Mark Ryden for HEY! 4 Degrees Art
Art can wake us up from the world crisis in which we are currently in and at the same time allow us to dream for a better future.
Biodiversity is declining so fast that we are entering the sixth mass extinction, the effects of climate change are getting more and more severe, inequality is rising and conflicts all over the world are fueled by these trends.
One might be wondering why efforts to turn these trends around have been insufficient until now.
Why are we not all on the streets demanding for change? One of the problems is that these trends are systemic and not incidental. They are always there. No push messages will pop-up on our phones alerting us that today more greenhouse gasses have been emitted then allowed to reach the two-degree target. No newspaper headliners expose that today the richest people of the world got even a bigger share of the world’s capital. No news article sharing that today, many species went extinct and disappeared forever from this globe.
In other words, it is difficult to care for something that is happening continuously in the background.
Art as an alarm clock to wake us up from apathy about our world
Here is where the arts come in. Art has the capacity to make the familiar unfamiliar. It can heal us from the overall numbness we face when we think about the great challenges of our time.
‘The job of artists is to open doors and to invite in the unknown, the unfamiliar. To calculate on the unforeseen is perhaps exactly the paradoxical operation that life most requires of us.’ Rebecca Solnit, A Field Guide to Getting Lost
Dreaming and envisioning together: the Earth Charter
What to do when we wake up and see that we are actually living a nightmare? The answer: dream while you are awake. We need to keep a spirit of hope. Hope does not mean that we are denying the current challenges. It means that we have the courage to make things happen. For that, we need to envision a better future.
The Earth Charter is a declaration of fundamental ethical principles for building a just, sustainable and peaceful global society in the 21st century. It is a common vision of all nations and cultures on Earth. It was drafted in the most inclusive and participatory process ever associated with the creation of an international declaration. In its 16 principles, the Earth Charter recognizes that the goals of ecological protection, eradication of poverty, respect for human rights, democracy and peace are interdependent. The Earth Charter holds the capacity to serve as an inclusive, integrated ethical framework to guide the transition towards a sustainable future.
Earth Charter embodied in art
The inclusive history and the content of the Earth Charter make it a very powerful document. Here, art can play a role in order to visualize and embody the 16 principles. Numerous artists from various disciplines have been using the Earth Charter as an inspiration. Some examples:
Images in this article appeared in the book HEY 4 Degrees Art. The authors of the book asked 102 artists from 20 countries to answer and visualize questions that emerged from the Earth Charter. Furthermore, an Earth Charter Manga, Graphic Novel and children’s book were published.

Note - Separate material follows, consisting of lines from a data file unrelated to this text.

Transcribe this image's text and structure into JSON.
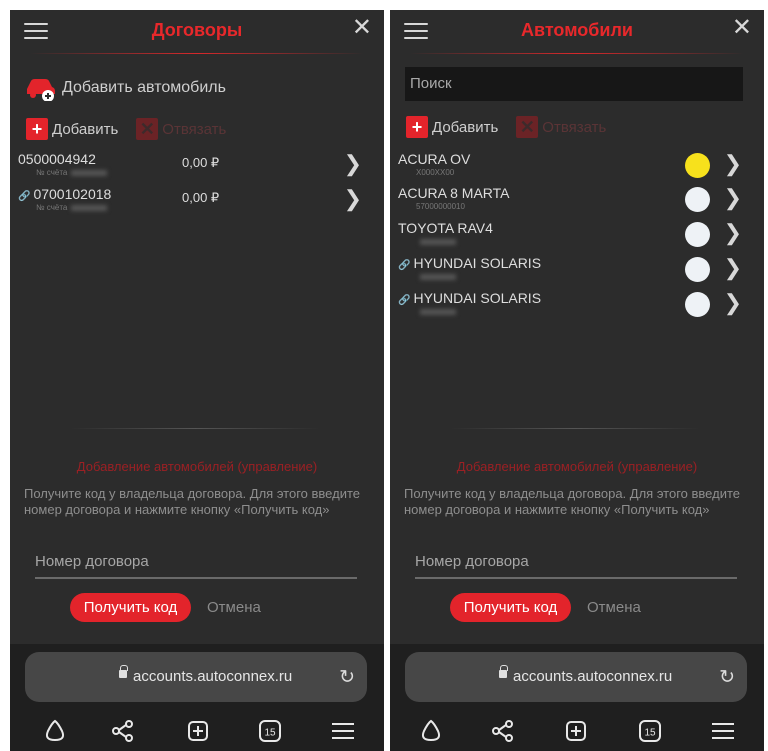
{
  "left": {
    "title": "Договоры",
    "add_car": "Добавить автомобиль",
    "add": "Добавить",
    "unlink": "Отвязать",
    "rows": [
      {
        "number": "0500004942",
        "sub": "№ счёта",
        "amount": "0,00 ₽"
      },
      {
        "number": "0700102018",
        "sub": "№ счёта",
        "amount": "0,00 ₽"
      }
    ]
  },
  "right": {
    "title": "Автомобили",
    "search_placeholder": "Поиск",
    "add": "Добавить",
    "unlink": "Отвязать",
    "cars": [
      {
        "name": "ACURA OV",
        "plate": "X000XX00",
        "status_color": "#f7e11c"
      },
      {
        "name": "ACURA 8 MARTA",
        "plate": "57000000010",
        "status_color": "#eef2f6"
      },
      {
        "name": "TOYOTA RAV4",
        "plate": "",
        "status_color": "#eef2f6"
      },
      {
        "name": "HYUNDAI SOLARIS",
        "plate": "",
        "status_color": "#eef2f6"
      },
      {
        "name": "HYUNDAI SOLARIS",
        "plate": "",
        "status_color": "#eef2f6"
      }
    ]
  },
  "common": {
    "section_title": "Добавление автомобилей (управление)",
    "section_text": "Получите код у владельца договора. Для этого введите номер договора и нажмите кнопку «Получить код»",
    "contract_placeholder": "Номер договора",
    "get_code": "Получить код",
    "cancel": "Отмена",
    "url": "accounts.autoconnex.ru",
    "tabs_count": "15"
  },
  "colors": {
    "accent": "#e3242b",
    "background": "#2c2c2c",
    "status_yellow": "#f7e11c"
  },
  "icons": [
    "menu-icon",
    "close-icon",
    "car-add-icon",
    "plus-icon",
    "unlink-icon",
    "link-icon",
    "chevron-right-icon",
    "lock-icon",
    "reload-icon",
    "home-icon",
    "share-icon",
    "new-tab-icon",
    "tabs-icon",
    "browser-menu-icon"
  ]
}
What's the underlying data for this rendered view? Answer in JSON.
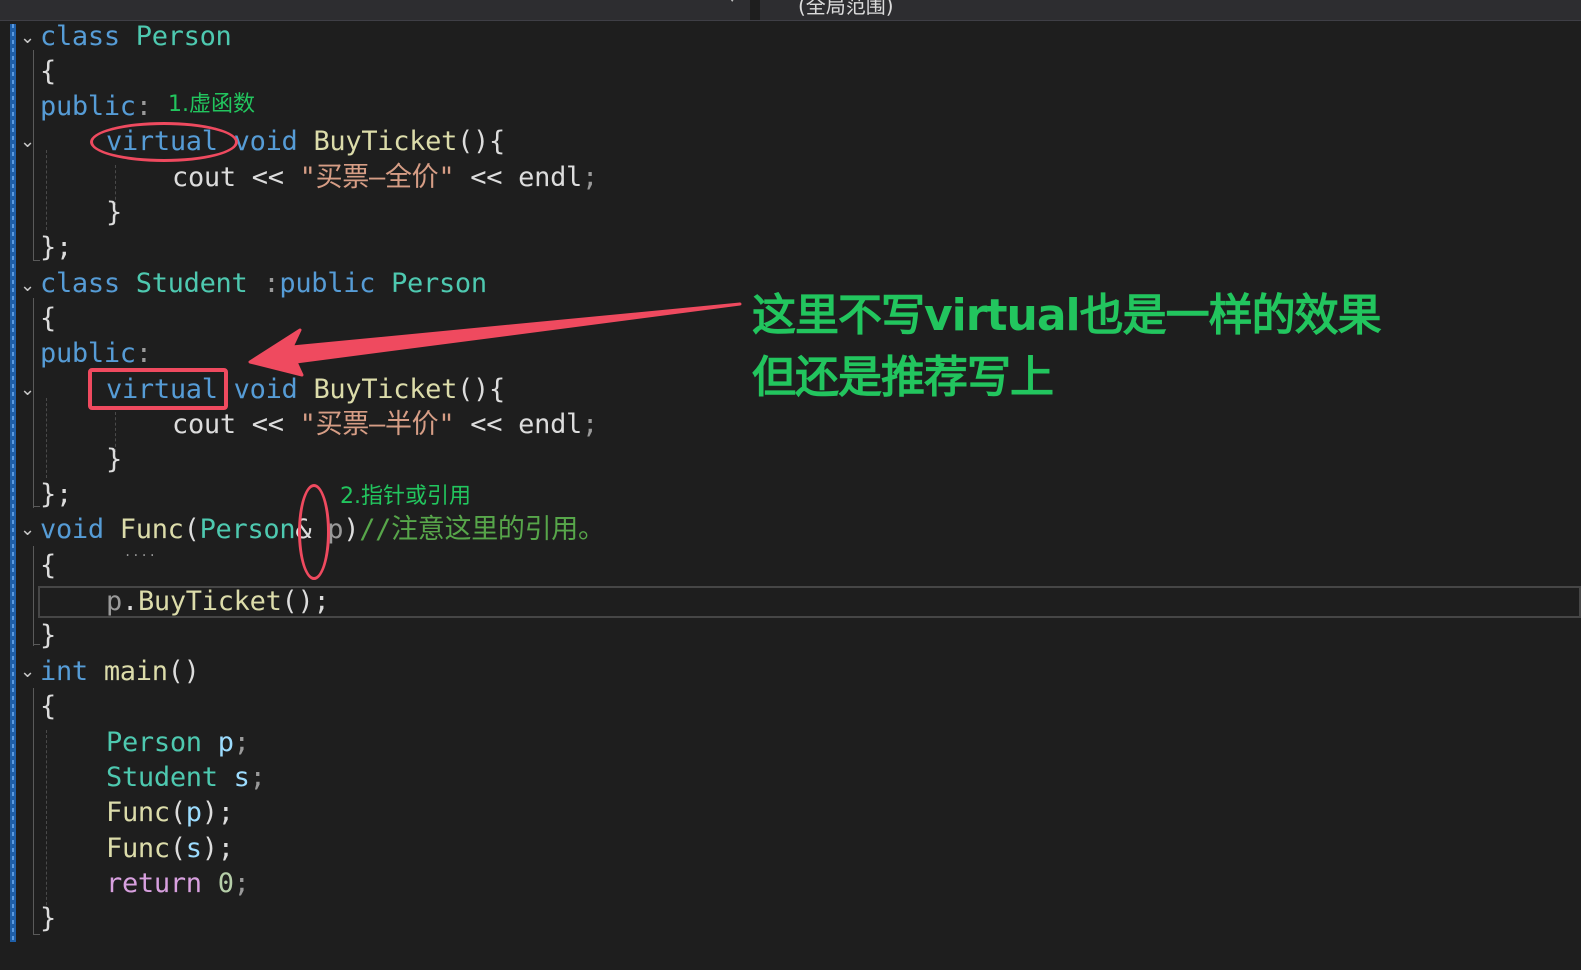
{
  "toolbar": {
    "scope_label": "(全局范围)",
    "dropdown_arrow": "⌄"
  },
  "code": {
    "l1": {
      "kw": "class",
      "name": "Person"
    },
    "l2": {
      "t": "{"
    },
    "l3": {
      "kw": "public",
      "p": ":"
    },
    "l4": {
      "kw1": "virtual",
      "kw2": "void",
      "fn": "BuyTicket",
      "p": "(){"
    },
    "l5": {
      "id": "cout",
      "op1": " << ",
      "str": "\"买票—全价\"",
      "op2": " << ",
      "id2": "endl",
      "p": ";"
    },
    "l6": {
      "t": "}"
    },
    "l7": {
      "t": "};"
    },
    "l8": {
      "kw": "class",
      "name": "Student",
      "sep": " :",
      "kw2": "public",
      "base": "Person"
    },
    "l9": {
      "t": "{"
    },
    "l10": {
      "kw": "public",
      "p": ":"
    },
    "l11": {
      "kw1": "virtual",
      "kw2": "void",
      "fn": "BuyTicket",
      "p": "(){"
    },
    "l12": {
      "id": "cout",
      "op1": " << ",
      "str": "\"买票—半价\"",
      "op2": " << ",
      "id2": "endl",
      "p": ";"
    },
    "l13": {
      "t": "}"
    },
    "l14": {
      "t": "};"
    },
    "l15": {
      "kw": "void",
      "fn": "Func",
      "p1": "(",
      "ty": "Person",
      "amp": "&",
      "par": " p",
      "p2": ")",
      "cm": "//注意这里的引用。"
    },
    "l16": {
      "t": "{"
    },
    "l17": {
      "par": "p",
      "dot": ".",
      "fn": "BuyTicket",
      "p": "();"
    },
    "l18": {
      "t": "}"
    },
    "l19": {
      "kw": "int",
      "fn": "main",
      "p": "()"
    },
    "l20": {
      "t": "{"
    },
    "l21": {
      "ty": "Person",
      "var": "p",
      "p": ";"
    },
    "l22": {
      "ty": "Student",
      "var": "s",
      "p": ";"
    },
    "l23": {
      "fn": "Func",
      "p1": "(",
      "var": "p",
      "p2": ");"
    },
    "l24": {
      "fn": "Func",
      "p1": "(",
      "var": "s",
      "p2": ");"
    },
    "l25": {
      "kw": "return",
      "num": "0",
      "p": ";"
    },
    "l26": {
      "t": "}"
    }
  },
  "annotations": {
    "virtual_function": "1.虚函数",
    "pointer_or_reference": "2.指针或引用",
    "note_line1": "这里不写virtual也是一样的效果",
    "note_line2": "但还是推荐写上"
  },
  "colors": {
    "annotation_text": "#22c55e",
    "markup_red": "#ef4a5f",
    "keyword": "#569cd6",
    "type": "#4ec9b0",
    "string": "#d69d85",
    "comment": "#57a64a"
  }
}
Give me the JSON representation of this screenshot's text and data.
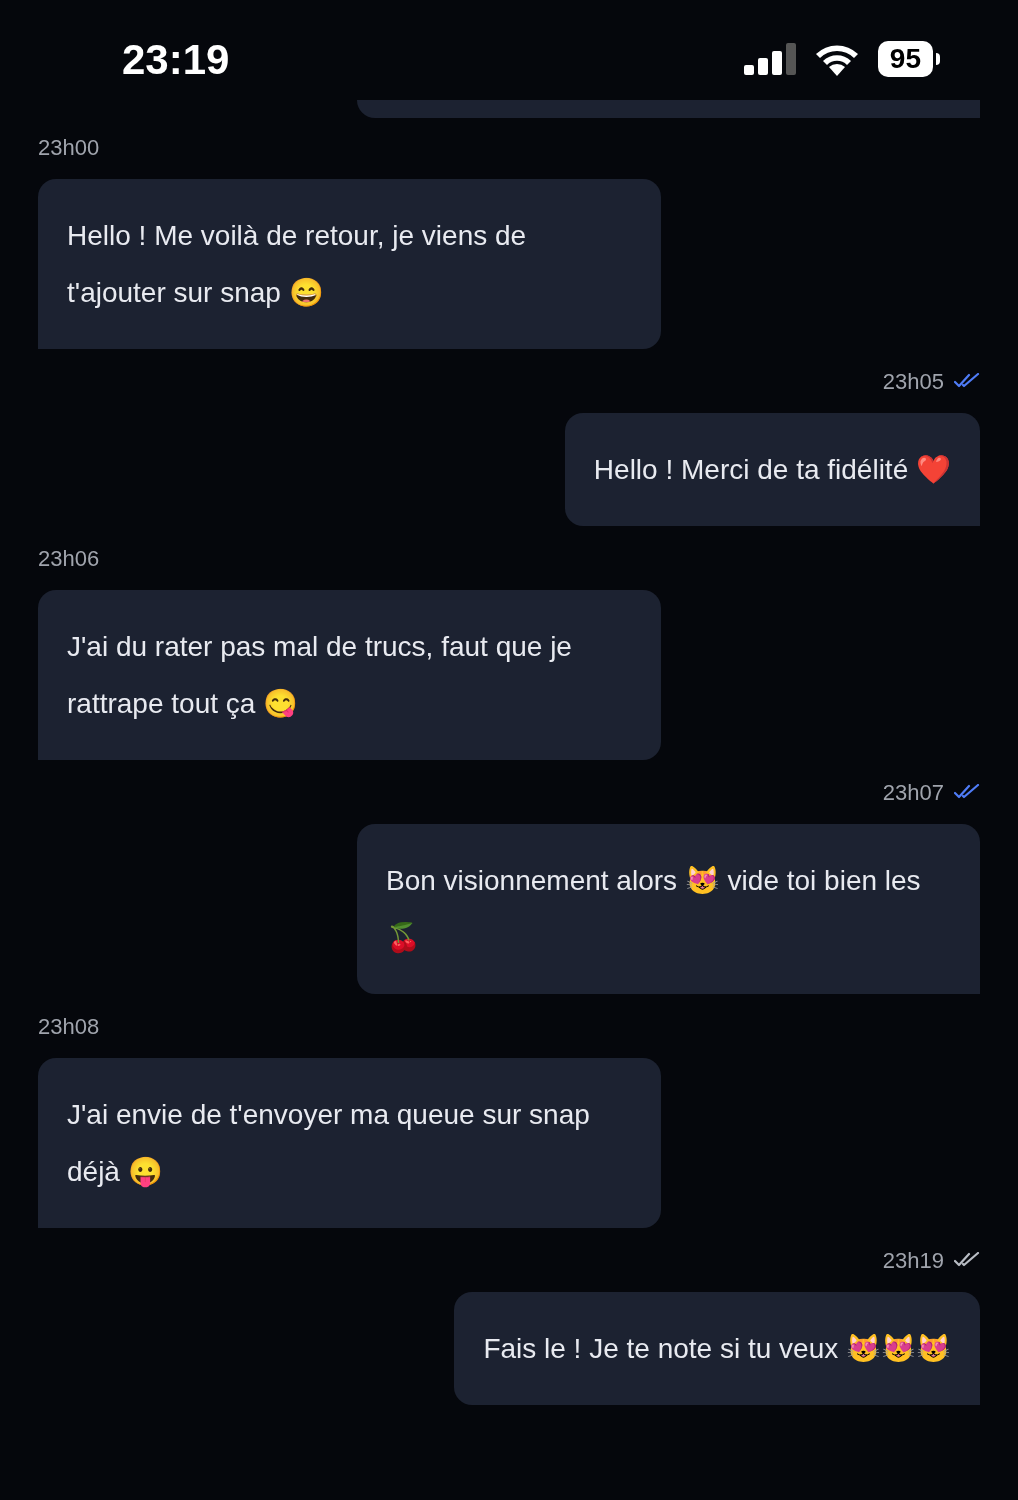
{
  "status_bar": {
    "time": "23:19",
    "battery": "95"
  },
  "clipped_bubble": {
    "outgoing": true
  },
  "messages": [
    {
      "outgoing": false,
      "time": "23h00",
      "text": "Hello ! Me voilà de retour, je viens de t'ajouter sur snap 😄"
    },
    {
      "outgoing": true,
      "time": "23h05",
      "read": true,
      "text": "Hello ! Merci de ta fidélité ❤️"
    },
    {
      "outgoing": false,
      "time": "23h06",
      "text": "J'ai du rater pas mal de trucs, faut que je rattrape tout ça 😋"
    },
    {
      "outgoing": true,
      "time": "23h07",
      "read": true,
      "text": "Bon visionnement alors 😻 vide toi bien les 🍒"
    },
    {
      "outgoing": false,
      "time": "23h08",
      "text": "J'ai envie de t'envoyer ma queue sur snap déjà 😛"
    },
    {
      "outgoing": true,
      "time": "23h19",
      "read": false,
      "text": "Fais le ! Je te note si tu veux 😻😻😻"
    }
  ]
}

The Dutch Urban Design Centre has the Earth Charter principle 7c at the core of its business model. Furthermore, multiple songs, a musical, a theater play, and poems have been produced based on the Earth Charter.
To come full circle, I would like to end where I started: art can wake us up from the world crisis in which we are currently in and at the same time allow us to dream for a better future.
Written by: Femke Lootens, intern at Earth Charter International